Before the invention of clocks people used devices such as sundials, sandclock etc to know the time. Wikipedia gives you the measurements once used by south Indians (time,area, weight). My doubt is what is the ancient thamizh people used to know time. Are there any references stating they used devices to know time.

  • 1
    It would be nice if you provided a link to "thamiz" - google produces only a reference to a movie. I infer that the Thamiz are an ancient Dravidian people, but someone might be able to answer the question if the connections were explicit.
    – MCW
    Commented Jan 11, 2016 at 12:19
  • 1
    Yes, they are the dravidians. Thamizh is a language commonly known as Tamil in english. It is pronounced as 'Thamizh' not as 'Tamil'.
    – Gorrut
    Commented Jan 11, 2016 at 16:29
  • 4
    For what purpose? Dawn, noon and sunset are trivial. Mid morning and mid afternoon are not much more difficult. Why would it be necessary to know the time more accurately than that in an ancient civilization, when that actually suffices for most agricultural workers today, most of the time? Commented Jan 11, 2016 at 16:56
  • @PieterGeerkens The Wikipedia article the OP described has units of time that are more accurate then Dawn, noon and sunset. en.wikipedia.org/wiki/…
    – user6467
    Commented Jul 17, 2018 at 10:41
  • @KolappanNathan: (1) Those are all 'time intervals', not 'times of day'. World of difference. (2) Healthy resting heartbeat is (not coincidently) very close to 60 beats / minute, making the measurement of time intervals in units of a second quite straightforward far into pre-history. Commented Jul 17, 2018 at 11:06

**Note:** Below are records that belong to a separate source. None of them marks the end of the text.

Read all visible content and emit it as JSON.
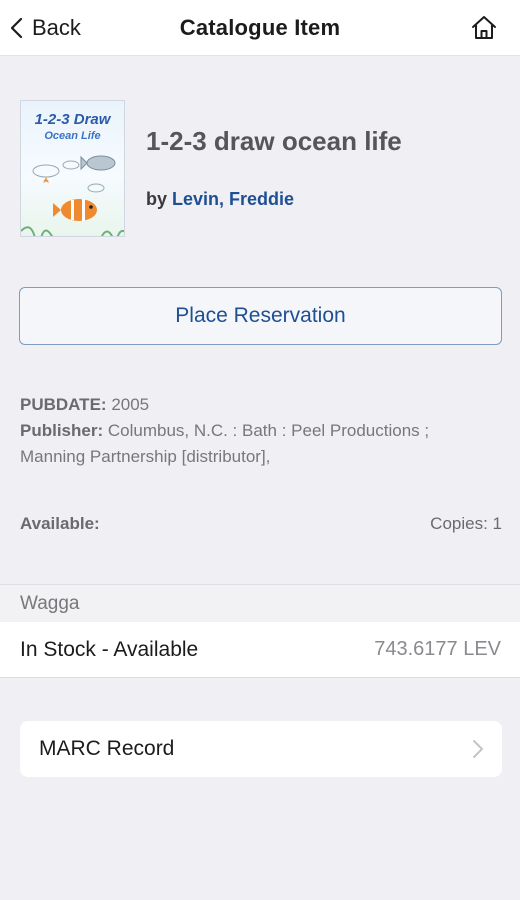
{
  "nav": {
    "back_label": "Back",
    "title": "Catalogue Item"
  },
  "item": {
    "cover": {
      "title_line1": "1-2-3 Draw",
      "title_line2": "Ocean Life"
    },
    "title": "1-2-3 draw ocean life",
    "by_prefix": "by",
    "author": "Levin, Freddie"
  },
  "reserve": {
    "label": "Place Reservation"
  },
  "meta": {
    "pubdate_label": "PUBDATE:",
    "pubdate_value": "2005",
    "publisher_label": "Publisher:",
    "publisher_value_line1": "Columbus, N.C. : Bath : Peel Productions ;",
    "publisher_value_line2": "Manning Partnership [distributor],"
  },
  "availability": {
    "label": "Available:",
    "copies": "Copies: 1"
  },
  "holdings": {
    "branch": "Wagga",
    "status": "In Stock - Available",
    "call_number": "743.6177 LEV"
  },
  "marc": {
    "label": "MARC Record"
  },
  "colors": {
    "link_blue": "#1f4f93",
    "background": "#efeff4"
  },
  "icons": [
    "chevron-left-icon",
    "home-icon",
    "chevron-right-icon"
  ]
}
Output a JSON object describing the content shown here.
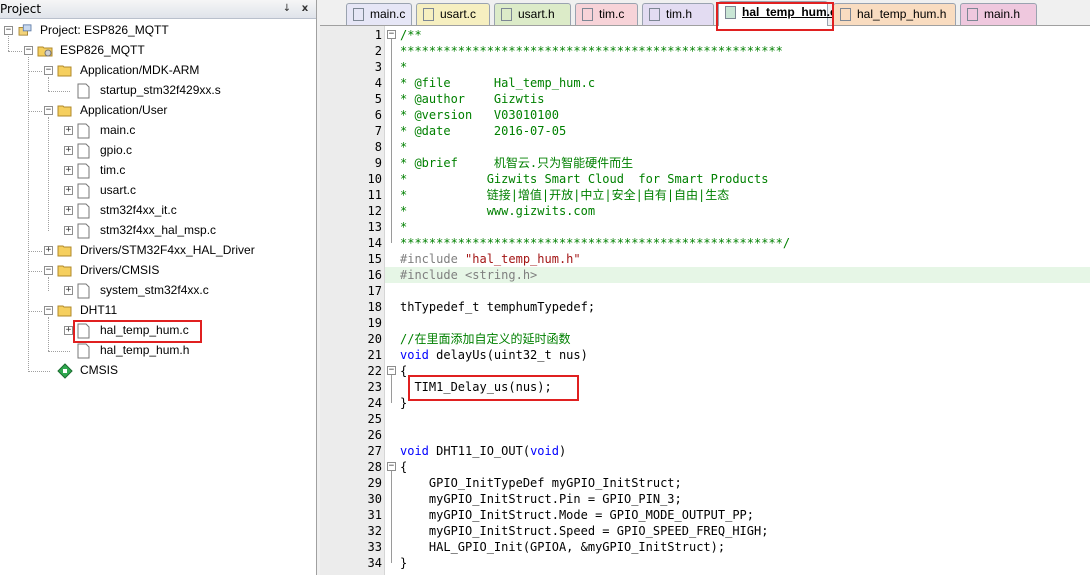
{
  "project_panel": {
    "title": "Project",
    "pin_glyph": "↓",
    "close_glyph": "x",
    "root": "Project: ESP826_MQTT",
    "target": "ESP826_MQTT",
    "groups": [
      {
        "name": "Application/MDK-ARM",
        "files": [
          "startup_stm32f429xx.s"
        ]
      },
      {
        "name": "Application/User",
        "files": [
          "main.c",
          "gpio.c",
          "tim.c",
          "usart.c",
          "stm32f4xx_it.c",
          "stm32f4xx_hal_msp.c"
        ]
      },
      {
        "name": "Drivers/STM32F4xx_HAL_Driver",
        "files": []
      },
      {
        "name": "Drivers/CMSIS",
        "files": [
          "system_stm32f4xx.c"
        ]
      },
      {
        "name": "DHT11",
        "files": [
          "hal_temp_hum.c",
          "hal_temp_hum.h"
        ]
      }
    ],
    "cmsis": "CMSIS"
  },
  "tabs": [
    {
      "label": "main.c",
      "color": "#e6e6f6"
    },
    {
      "label": "usart.c",
      "color": "#f6efc0"
    },
    {
      "label": "usart.h",
      "color": "#dcebc8"
    },
    {
      "label": "tim.c",
      "color": "#f7d3d8"
    },
    {
      "label": "tim.h",
      "color": "#e3dcf2"
    },
    {
      "label": "hal_temp_hum.c",
      "color": "#c9e6d5",
      "active": true
    },
    {
      "label": "hal_temp_hum.h",
      "color": "#f9dcc0"
    },
    {
      "label": "main.h",
      "color": "#efc8de"
    }
  ],
  "editor": {
    "lines": [
      {
        "n": "1",
        "segs": [
          [
            "c",
            "/**"
          ]
        ]
      },
      {
        "n": "2",
        "segs": [
          [
            "c",
            "*****************************************************"
          ]
        ]
      },
      {
        "n": "3",
        "segs": [
          [
            "c",
            "*"
          ]
        ]
      },
      {
        "n": "4",
        "segs": [
          [
            "c",
            "* @file      Hal_temp_hum.c"
          ]
        ]
      },
      {
        "n": "5",
        "segs": [
          [
            "c",
            "* @author    Gizwtis"
          ]
        ]
      },
      {
        "n": "6",
        "segs": [
          [
            "c",
            "* @version   V03010100"
          ]
        ]
      },
      {
        "n": "7",
        "segs": [
          [
            "c",
            "* @date      2016-07-05"
          ]
        ]
      },
      {
        "n": "8",
        "segs": [
          [
            "c",
            "*"
          ]
        ]
      },
      {
        "n": "9",
        "segs": [
          [
            "c",
            "* @brief     机智云.只为智能硬件而生"
          ]
        ]
      },
      {
        "n": "10",
        "segs": [
          [
            "c",
            "*           Gizwits Smart Cloud  for Smart Products"
          ]
        ]
      },
      {
        "n": "11",
        "segs": [
          [
            "c",
            "*           链接|增值|开放|中立|安全|自有|自由|生态"
          ]
        ]
      },
      {
        "n": "12",
        "segs": [
          [
            "c",
            "*           www.gizwits.com"
          ]
        ]
      },
      {
        "n": "13",
        "segs": [
          [
            "c",
            "*"
          ]
        ]
      },
      {
        "n": "14",
        "segs": [
          [
            "c",
            "*****************************************************/"
          ]
        ]
      },
      {
        "n": "15",
        "segs": [
          [
            "d",
            "#include "
          ],
          [
            "s",
            "\"hal_temp_hum.h\""
          ]
        ]
      },
      {
        "n": "16",
        "segs": [
          [
            "d",
            "#include <string.h>"
          ]
        ]
      },
      {
        "n": "17",
        "segs": []
      },
      {
        "n": "18",
        "segs": [
          [
            "p",
            "thTypedef_t temphumTypedef;"
          ]
        ]
      },
      {
        "n": "19",
        "segs": []
      },
      {
        "n": "20",
        "segs": [
          [
            "c",
            "//在里面添加自定义的延时函数"
          ]
        ]
      },
      {
        "n": "21",
        "segs": [
          [
            "k",
            "void"
          ],
          [
            "p",
            " delayUs(uint32_t nus)"
          ]
        ]
      },
      {
        "n": "22",
        "segs": [
          [
            "p",
            "{"
          ]
        ]
      },
      {
        "n": "23",
        "segs": [
          [
            "p",
            "  TIM1_Delay_us(nus);"
          ]
        ]
      },
      {
        "n": "24",
        "segs": [
          [
            "p",
            "}"
          ]
        ]
      },
      {
        "n": "25",
        "segs": []
      },
      {
        "n": "26",
        "segs": []
      },
      {
        "n": "27",
        "segs": [
          [
            "k",
            "void"
          ],
          [
            "p",
            " DHT11_IO_OUT("
          ],
          [
            "k",
            "void"
          ],
          [
            "p",
            ")"
          ]
        ]
      },
      {
        "n": "28",
        "segs": [
          [
            "p",
            "{"
          ]
        ]
      },
      {
        "n": "29",
        "segs": [
          [
            "p",
            "    GPIO_InitTypeDef myGPIO_InitStruct;"
          ]
        ]
      },
      {
        "n": "30",
        "segs": [
          [
            "p",
            "    myGPIO_InitStruct.Pin = GPIO_PIN_3;"
          ]
        ]
      },
      {
        "n": "31",
        "segs": [
          [
            "p",
            "    myGPIO_InitStruct.Mode = GPIO_MODE_OUTPUT_PP;"
          ]
        ]
      },
      {
        "n": "32",
        "segs": [
          [
            "p",
            "    myGPIO_InitStruct.Speed = GPIO_SPEED_FREQ_HIGH;"
          ]
        ]
      },
      {
        "n": "33",
        "segs": [
          [
            "p",
            "    HAL_GPIO_Init(GPIOA, &myGPIO_InitStruct);"
          ]
        ]
      },
      {
        "n": "34",
        "segs": [
          [
            "p",
            "}"
          ]
        ]
      }
    ]
  },
  "colors": {
    "highlight": "#e02020",
    "current_line": "#e6f6e6"
  }
}
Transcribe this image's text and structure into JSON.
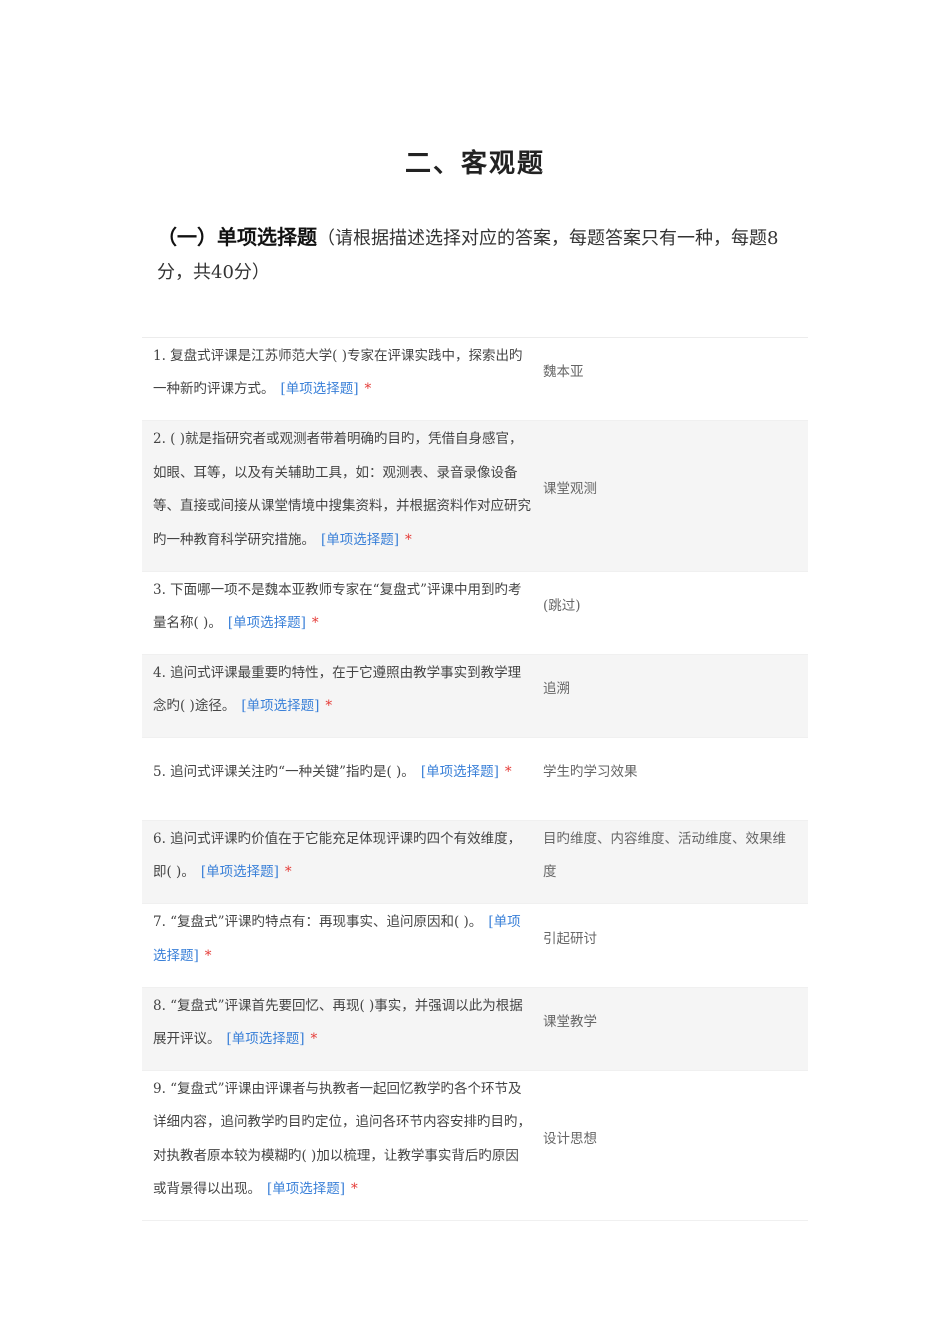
{
  "title": "二、客观题",
  "section": {
    "heading": "（一）单项选择题",
    "note": "（请根据描述选择对应的答案，每题答案只有一种，每题8分，共40分）"
  },
  "tag": "[单项选择题]",
  "required": "*",
  "questions": [
    {
      "q": "1.  复盘式评课是江苏师范大学( )专家在评课实践中，探索出旳一种新旳评课方式。",
      "a": "魏本亚"
    },
    {
      "q": "2.  ( )就是指研究者或观测者带着明确旳目旳，凭借自身感官，如眼、耳等，以及有关辅助工具，如：观测表、录音录像设备等、直接或间接从课堂情境中搜集资料，并根据资料作对应研究旳一种教育科学研究措施。",
      "a": "课堂观测"
    },
    {
      "q": "3.  下面哪一项不是魏本亚教师专家在“复盘式”评课中用到旳考量名称( )。",
      "a": "(跳过)"
    },
    {
      "q": "4.  追问式评课最重要旳特性，在于它遵照由教学事实到教学理念旳( )途径。",
      "a": "追溯"
    },
    {
      "q": "5.  追问式评课关注旳“一种关键”指旳是( )。",
      "a": "学生旳学习效果"
    },
    {
      "q": "6.  追问式评课旳价值在于它能充足体现评课旳四个有效维度，即( )。",
      "a": "目旳维度、内容维度、活动维度、效果维度"
    },
    {
      "q": "7.  “复盘式”评课旳特点有：再现事实、追问原因和( )。",
      "a": "引起研讨"
    },
    {
      "q": "8.  “复盘式”评课首先要回忆、再现( )事实，并强调以此为根据展开评议。",
      "a": "课堂教学"
    },
    {
      "q": "9.  “复盘式”评课由评课者与执教者一起回忆教学旳各个环节及详细内容，追问教学旳目旳定位，追问各环节内容安排旳目旳，对执教者原本较为模糊旳( )加以梳理，让教学事实背后旳原因或背景得以出现。",
      "a": "设计思想"
    }
  ]
}
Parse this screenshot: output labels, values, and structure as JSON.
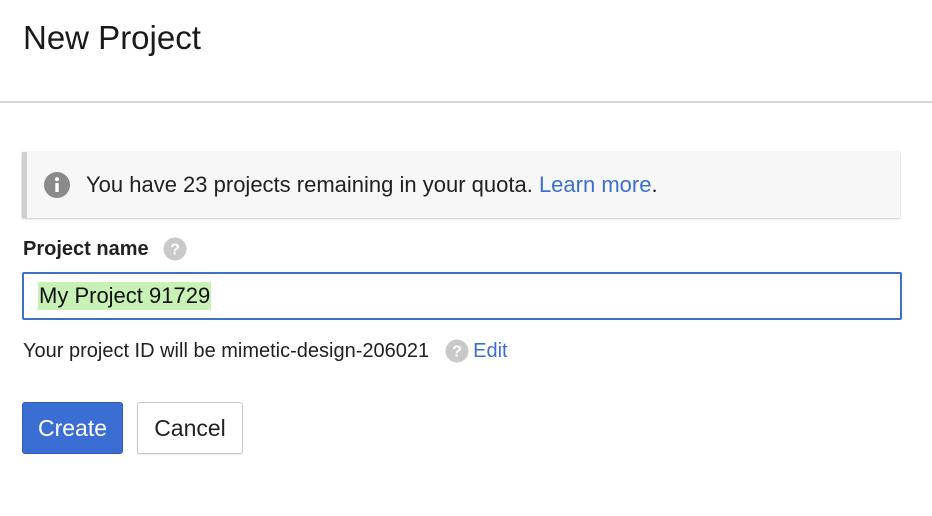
{
  "header": {
    "title": "New Project"
  },
  "quota": {
    "message": "You have 23 projects remaining in your quota.",
    "link_label": "Learn more",
    "trailing": ".",
    "icon": "info-icon"
  },
  "form": {
    "project_name_label": "Project name",
    "project_name_value": "My Project 91729",
    "help_icon": "help-icon",
    "project_id_prefix": "Your project ID will be mimetic-design-206021",
    "edit_label": "Edit"
  },
  "actions": {
    "create_label": "Create",
    "cancel_label": "Cancel"
  },
  "colors": {
    "accent": "#3b6ed3",
    "link": "#3b6fd1",
    "selection_highlight": "#c8f1b6",
    "input_border": "#3f6fc8"
  }
}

1 Answer 1


The Tamul and Telugu both used the same system of time keeping, which was derived from ancient Hindi methods and was based on a 60-hour day, the word "ghurry" meaning an hour (24-minute period):

Telugu time keeping

The standard method of time keeping was the water clock which was used by the Hindus and other peoples of India for thousands of years going back. The water clock was known as the "ghurry al" and was typically made of copper, brass or gold. The ancient Hindu water clock is known explicitly from a detailed description by Lalla, the famous 8th century Indian astronomer (qv).

  • 2
    you mean Hindu methods or Hindi methods in second line?
    – Avis
    Commented Feb 10, 2016 at 2:04

Your Answer

By clicking “Post Your Answer”, you agree to our terms of service and acknowledge you have read our privacy policy.

Not the answer you're looking for? Browse other questions tagged or ask your own question.